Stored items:

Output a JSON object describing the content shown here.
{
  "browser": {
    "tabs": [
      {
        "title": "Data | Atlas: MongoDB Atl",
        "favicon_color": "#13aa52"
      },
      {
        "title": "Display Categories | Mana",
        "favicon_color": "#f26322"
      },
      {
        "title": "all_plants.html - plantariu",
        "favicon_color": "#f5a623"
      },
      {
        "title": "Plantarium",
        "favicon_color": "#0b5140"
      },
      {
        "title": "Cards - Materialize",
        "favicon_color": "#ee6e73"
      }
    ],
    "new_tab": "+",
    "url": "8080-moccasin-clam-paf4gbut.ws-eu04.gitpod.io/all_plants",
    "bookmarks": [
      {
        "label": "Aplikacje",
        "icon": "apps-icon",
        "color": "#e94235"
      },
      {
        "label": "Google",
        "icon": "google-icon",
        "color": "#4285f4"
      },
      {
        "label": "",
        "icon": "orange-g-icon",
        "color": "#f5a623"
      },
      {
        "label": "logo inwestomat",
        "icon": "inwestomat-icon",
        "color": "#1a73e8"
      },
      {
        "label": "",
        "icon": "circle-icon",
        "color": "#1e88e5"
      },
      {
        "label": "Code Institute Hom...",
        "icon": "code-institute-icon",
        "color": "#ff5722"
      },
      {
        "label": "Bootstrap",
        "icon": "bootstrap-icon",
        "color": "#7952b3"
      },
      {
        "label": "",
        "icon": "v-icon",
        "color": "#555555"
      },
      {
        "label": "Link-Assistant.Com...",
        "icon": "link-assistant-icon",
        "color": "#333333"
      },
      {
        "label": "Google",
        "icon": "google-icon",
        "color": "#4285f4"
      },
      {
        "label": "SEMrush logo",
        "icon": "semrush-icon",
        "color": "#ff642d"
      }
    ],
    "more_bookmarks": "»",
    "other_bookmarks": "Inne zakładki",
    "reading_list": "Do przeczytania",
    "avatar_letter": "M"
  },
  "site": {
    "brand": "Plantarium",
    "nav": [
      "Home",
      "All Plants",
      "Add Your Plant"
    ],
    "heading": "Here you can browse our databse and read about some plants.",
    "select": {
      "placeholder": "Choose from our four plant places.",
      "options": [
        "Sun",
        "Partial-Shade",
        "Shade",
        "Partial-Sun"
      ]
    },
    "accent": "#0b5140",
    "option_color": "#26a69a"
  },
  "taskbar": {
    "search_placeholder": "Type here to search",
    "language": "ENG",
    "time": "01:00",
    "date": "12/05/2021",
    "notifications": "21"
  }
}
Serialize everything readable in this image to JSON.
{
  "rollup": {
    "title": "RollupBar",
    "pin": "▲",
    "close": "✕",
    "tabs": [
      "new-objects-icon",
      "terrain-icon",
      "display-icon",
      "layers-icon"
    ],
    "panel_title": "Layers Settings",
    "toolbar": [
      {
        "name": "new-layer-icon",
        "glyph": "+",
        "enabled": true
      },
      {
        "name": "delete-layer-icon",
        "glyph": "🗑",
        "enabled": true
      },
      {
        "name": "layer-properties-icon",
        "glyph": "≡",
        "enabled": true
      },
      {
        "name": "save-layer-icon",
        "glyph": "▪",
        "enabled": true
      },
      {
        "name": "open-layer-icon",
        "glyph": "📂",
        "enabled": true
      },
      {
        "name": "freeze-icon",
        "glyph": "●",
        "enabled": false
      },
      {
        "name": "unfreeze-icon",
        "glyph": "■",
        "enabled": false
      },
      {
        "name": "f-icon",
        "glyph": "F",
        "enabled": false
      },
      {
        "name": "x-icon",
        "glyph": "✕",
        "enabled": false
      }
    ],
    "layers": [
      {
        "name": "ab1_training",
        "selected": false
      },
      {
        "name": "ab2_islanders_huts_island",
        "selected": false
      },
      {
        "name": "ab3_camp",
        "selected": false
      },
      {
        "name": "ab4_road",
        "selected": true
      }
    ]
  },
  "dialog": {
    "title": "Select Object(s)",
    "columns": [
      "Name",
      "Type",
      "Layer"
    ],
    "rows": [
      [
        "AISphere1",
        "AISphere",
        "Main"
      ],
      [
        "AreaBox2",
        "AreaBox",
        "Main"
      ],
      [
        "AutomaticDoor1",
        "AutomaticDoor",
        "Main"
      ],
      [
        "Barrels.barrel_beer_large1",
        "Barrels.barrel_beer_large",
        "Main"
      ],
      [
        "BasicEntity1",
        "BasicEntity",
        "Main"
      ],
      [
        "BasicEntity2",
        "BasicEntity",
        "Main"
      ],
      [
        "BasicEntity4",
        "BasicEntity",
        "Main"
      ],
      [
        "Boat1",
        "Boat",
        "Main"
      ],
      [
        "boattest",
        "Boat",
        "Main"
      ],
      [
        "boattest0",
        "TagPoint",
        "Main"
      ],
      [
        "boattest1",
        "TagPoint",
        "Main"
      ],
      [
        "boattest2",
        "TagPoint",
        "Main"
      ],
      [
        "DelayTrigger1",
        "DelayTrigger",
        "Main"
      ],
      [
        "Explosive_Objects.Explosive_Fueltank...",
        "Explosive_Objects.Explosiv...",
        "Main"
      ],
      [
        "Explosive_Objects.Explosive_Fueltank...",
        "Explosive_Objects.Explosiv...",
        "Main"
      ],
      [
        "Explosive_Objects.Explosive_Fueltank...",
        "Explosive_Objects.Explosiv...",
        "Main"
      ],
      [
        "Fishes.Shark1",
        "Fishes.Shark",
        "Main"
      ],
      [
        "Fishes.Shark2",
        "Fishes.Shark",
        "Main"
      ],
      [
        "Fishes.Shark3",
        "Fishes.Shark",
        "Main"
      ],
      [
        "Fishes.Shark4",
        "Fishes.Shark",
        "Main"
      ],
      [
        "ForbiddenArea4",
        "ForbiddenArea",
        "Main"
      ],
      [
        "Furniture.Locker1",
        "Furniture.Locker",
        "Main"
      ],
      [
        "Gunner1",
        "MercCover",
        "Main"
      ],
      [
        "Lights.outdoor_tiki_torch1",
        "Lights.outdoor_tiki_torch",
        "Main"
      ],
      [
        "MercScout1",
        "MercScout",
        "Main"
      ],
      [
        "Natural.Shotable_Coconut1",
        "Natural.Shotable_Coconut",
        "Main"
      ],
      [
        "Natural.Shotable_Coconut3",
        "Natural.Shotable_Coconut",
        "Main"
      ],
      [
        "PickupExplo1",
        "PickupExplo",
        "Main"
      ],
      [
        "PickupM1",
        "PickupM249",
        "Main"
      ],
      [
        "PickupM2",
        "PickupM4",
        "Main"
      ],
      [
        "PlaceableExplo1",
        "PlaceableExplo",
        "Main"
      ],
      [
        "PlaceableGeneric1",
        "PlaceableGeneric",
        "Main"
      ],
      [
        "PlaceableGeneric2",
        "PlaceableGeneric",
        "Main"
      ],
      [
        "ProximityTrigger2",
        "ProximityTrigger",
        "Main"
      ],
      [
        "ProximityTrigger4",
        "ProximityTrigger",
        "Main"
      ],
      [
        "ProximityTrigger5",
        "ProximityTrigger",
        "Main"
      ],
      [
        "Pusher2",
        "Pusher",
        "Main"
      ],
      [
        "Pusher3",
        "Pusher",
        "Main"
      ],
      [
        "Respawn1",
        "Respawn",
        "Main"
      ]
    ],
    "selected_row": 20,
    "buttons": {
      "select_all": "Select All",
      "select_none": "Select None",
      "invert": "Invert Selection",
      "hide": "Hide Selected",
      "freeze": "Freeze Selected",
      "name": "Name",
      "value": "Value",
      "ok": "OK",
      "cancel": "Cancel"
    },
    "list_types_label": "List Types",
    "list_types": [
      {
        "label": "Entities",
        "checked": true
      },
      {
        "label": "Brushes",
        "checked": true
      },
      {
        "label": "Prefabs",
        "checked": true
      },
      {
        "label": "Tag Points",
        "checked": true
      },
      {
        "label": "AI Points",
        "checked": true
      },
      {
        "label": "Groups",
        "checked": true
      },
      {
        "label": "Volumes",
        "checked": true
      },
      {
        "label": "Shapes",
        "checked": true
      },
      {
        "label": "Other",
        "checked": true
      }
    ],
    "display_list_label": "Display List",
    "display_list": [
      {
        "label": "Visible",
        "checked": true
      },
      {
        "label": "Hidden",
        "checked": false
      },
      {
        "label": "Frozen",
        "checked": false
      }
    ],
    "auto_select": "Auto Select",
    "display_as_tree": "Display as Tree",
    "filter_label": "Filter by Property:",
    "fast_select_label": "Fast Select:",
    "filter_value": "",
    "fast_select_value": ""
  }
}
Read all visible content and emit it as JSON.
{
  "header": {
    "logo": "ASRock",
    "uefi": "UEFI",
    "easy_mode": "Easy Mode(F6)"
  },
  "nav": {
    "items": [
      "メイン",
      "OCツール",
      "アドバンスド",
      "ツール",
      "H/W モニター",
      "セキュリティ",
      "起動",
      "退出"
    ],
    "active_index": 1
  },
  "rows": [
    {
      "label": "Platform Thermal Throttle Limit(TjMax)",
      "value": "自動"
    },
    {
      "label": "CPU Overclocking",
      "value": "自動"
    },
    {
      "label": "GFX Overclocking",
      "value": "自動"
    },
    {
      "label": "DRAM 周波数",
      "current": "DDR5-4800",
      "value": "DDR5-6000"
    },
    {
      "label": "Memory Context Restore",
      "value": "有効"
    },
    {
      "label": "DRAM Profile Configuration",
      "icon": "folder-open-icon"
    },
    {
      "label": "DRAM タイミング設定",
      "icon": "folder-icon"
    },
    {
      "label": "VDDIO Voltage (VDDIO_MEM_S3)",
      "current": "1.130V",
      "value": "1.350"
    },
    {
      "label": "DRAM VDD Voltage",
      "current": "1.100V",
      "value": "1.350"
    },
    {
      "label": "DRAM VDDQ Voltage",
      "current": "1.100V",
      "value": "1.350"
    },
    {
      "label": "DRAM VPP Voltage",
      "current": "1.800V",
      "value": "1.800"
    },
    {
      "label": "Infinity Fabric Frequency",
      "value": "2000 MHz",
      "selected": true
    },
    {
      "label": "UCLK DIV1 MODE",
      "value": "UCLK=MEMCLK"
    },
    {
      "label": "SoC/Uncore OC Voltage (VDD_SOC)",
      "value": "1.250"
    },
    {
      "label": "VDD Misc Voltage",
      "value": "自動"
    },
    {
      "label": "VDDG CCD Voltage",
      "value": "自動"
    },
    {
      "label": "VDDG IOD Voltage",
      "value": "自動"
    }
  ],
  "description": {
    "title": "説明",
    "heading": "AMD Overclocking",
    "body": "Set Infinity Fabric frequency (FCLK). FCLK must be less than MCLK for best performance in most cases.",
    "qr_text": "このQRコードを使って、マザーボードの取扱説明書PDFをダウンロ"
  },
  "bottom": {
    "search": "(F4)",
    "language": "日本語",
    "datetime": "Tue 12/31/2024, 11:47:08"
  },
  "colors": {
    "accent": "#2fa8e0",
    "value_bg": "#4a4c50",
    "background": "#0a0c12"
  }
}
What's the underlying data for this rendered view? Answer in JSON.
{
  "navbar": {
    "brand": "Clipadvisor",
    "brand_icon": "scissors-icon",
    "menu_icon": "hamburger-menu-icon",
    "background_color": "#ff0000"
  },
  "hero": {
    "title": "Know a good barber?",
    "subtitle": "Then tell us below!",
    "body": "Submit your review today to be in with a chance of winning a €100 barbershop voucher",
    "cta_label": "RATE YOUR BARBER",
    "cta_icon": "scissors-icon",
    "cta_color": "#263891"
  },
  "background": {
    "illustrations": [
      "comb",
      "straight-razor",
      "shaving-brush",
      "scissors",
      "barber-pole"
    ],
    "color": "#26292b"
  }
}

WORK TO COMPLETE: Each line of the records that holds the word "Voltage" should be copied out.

ANSWER SPACE:
      "label": "VDDIO Voltage (VDDIO_MEM_S3)",
      "label": "DRAM VDD Voltage",
      "label": "DRAM VDDQ Voltage",
      "label": "DRAM VPP Voltage",
      "label": "SoC/Uncore OC Voltage (VDD_SOC)",
      "label": "VDD Misc Voltage",
      "label": "VDDG CCD Voltage",
      "label": "VDDG IOD Voltage",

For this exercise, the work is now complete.